An overtly sympathetic approach to extremism could germinate new forms of terror on its soil.
Islamabad: An editorial published in a Pakistani daily has cautioned Pakistan to avoid an overtly sympathetic approach to extremism and groups espousing such causes, as doing so could germinate new forms of terror on its soil, and lead to more critical finger pointing by the international community.
The editorial, which has been published in the Express Tribune, says, "An ambivalent or equivocal attitude to extremism, in some instances a barely concealed sympathy for extremist groups, makes fertile ground for terror to germinate in and subsequently for entities such as the UNSC to point the finger so convincingly. The rest of the world reads these lists as well - and Pakistan makes its choices."
While it describes as unfortunate Pakistan's appearance and description on several global lists indirectly as a problematic nation without specifically acknowledging that terror flourishes from its soil, the editorial further states, "Some of those listed have been arrested but many are not, and as time passes and terrorist and extremist groups continue to recruit many without let or hindrance, and the pool of future terrorist grows, so does the problem. Their names are not yet on any list but they may be in future. Therein lies the root of the problem for Pakistan."

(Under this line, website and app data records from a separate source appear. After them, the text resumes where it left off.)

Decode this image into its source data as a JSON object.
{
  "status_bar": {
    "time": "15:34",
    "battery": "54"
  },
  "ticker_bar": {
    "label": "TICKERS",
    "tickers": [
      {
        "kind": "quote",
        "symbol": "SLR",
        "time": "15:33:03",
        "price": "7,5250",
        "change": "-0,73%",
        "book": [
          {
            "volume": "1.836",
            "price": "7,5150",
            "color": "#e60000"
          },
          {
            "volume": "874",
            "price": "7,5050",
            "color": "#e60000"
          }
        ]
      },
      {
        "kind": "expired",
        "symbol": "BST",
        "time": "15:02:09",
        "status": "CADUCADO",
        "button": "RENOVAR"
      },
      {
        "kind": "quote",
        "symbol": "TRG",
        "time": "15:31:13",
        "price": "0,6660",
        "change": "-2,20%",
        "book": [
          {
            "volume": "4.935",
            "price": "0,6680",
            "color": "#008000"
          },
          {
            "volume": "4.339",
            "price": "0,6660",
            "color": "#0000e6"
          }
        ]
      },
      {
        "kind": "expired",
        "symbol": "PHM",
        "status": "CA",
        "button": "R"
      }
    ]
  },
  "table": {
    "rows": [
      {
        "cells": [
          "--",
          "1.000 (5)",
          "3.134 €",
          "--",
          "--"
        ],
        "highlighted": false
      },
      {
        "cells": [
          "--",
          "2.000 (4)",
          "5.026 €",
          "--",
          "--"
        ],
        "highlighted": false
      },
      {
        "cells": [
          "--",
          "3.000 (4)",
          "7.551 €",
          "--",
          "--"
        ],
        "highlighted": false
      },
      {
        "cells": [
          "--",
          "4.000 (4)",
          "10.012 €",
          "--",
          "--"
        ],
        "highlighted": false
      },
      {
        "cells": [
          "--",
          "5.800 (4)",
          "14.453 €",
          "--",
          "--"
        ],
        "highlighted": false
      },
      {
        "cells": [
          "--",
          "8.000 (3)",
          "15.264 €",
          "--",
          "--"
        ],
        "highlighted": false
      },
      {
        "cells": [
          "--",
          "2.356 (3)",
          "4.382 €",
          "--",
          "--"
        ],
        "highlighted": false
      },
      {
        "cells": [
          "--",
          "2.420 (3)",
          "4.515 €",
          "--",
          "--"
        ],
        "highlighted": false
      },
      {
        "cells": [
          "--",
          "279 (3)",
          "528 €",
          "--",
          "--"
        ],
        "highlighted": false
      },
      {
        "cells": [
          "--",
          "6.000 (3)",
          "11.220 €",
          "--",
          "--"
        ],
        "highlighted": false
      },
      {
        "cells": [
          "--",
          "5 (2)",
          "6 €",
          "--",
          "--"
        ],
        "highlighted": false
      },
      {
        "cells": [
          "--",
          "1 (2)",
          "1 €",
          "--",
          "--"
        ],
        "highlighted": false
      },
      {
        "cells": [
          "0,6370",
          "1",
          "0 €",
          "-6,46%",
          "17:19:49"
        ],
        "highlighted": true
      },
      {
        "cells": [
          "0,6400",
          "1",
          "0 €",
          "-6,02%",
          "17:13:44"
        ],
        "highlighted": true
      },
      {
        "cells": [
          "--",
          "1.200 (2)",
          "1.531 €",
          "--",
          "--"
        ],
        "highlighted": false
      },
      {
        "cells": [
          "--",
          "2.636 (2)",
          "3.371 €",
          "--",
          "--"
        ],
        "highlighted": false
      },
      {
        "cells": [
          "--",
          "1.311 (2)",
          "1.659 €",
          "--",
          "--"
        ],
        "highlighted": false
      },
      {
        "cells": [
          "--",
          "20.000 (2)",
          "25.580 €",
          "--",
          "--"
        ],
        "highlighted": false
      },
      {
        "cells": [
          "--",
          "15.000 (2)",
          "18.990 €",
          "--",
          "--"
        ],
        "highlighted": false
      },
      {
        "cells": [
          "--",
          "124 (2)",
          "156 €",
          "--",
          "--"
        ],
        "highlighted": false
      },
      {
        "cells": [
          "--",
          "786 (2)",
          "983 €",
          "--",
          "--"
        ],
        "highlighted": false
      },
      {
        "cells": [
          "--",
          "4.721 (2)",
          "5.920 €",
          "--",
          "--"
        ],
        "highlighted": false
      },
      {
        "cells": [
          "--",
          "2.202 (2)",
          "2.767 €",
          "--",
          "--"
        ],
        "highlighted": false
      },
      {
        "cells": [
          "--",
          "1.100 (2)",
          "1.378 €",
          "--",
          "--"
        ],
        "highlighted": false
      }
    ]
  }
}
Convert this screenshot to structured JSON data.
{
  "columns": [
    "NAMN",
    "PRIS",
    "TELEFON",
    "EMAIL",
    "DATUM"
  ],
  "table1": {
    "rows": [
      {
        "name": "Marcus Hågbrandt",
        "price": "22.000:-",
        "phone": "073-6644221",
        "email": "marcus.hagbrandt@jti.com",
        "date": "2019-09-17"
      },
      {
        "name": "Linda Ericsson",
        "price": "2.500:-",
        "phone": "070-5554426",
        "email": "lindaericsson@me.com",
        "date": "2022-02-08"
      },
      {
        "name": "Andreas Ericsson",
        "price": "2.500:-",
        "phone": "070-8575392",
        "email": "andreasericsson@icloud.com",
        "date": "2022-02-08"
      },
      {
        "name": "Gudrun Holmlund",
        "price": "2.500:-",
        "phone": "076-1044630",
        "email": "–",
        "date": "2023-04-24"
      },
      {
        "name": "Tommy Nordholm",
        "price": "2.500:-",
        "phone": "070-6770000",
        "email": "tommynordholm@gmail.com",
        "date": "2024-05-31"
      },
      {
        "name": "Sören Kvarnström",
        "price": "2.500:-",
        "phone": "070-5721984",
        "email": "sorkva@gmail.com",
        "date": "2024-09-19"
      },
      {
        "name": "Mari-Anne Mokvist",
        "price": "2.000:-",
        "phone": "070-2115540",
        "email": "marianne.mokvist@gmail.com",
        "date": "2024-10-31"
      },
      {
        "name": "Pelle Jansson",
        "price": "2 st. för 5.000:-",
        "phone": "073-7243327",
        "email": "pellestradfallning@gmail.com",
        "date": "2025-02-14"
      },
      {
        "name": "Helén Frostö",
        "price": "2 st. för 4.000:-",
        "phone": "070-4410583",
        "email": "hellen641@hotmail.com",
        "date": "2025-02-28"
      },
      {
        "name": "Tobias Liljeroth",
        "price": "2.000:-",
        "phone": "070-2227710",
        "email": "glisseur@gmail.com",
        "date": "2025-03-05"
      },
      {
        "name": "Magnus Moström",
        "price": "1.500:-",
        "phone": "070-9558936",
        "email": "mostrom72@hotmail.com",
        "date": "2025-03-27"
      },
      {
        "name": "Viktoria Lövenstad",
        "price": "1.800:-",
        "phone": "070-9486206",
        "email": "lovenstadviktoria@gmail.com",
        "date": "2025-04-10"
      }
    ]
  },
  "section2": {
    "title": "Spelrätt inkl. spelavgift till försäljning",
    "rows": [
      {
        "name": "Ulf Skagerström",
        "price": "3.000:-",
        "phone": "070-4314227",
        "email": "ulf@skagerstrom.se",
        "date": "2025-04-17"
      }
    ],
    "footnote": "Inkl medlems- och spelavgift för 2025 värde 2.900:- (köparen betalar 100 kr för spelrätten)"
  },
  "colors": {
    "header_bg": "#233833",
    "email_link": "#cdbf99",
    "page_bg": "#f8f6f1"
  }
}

On the latest list issued by the United Nations Security Council (UNSC) of 139 individuals as terrorists and entities, it says, "There will be those that disagree with the presence of some individuals and organisations on the list, but in a majority of cases the evidence is clear and growing."
"Such lists rarely shrink over time unless the state in question is successfully and longitudinally countering terrorism. Using this list as a basis for argument there will be those that say that Pakistan has failed in that respect, and failed consistently and over time," the Express Tribune editorial concludes.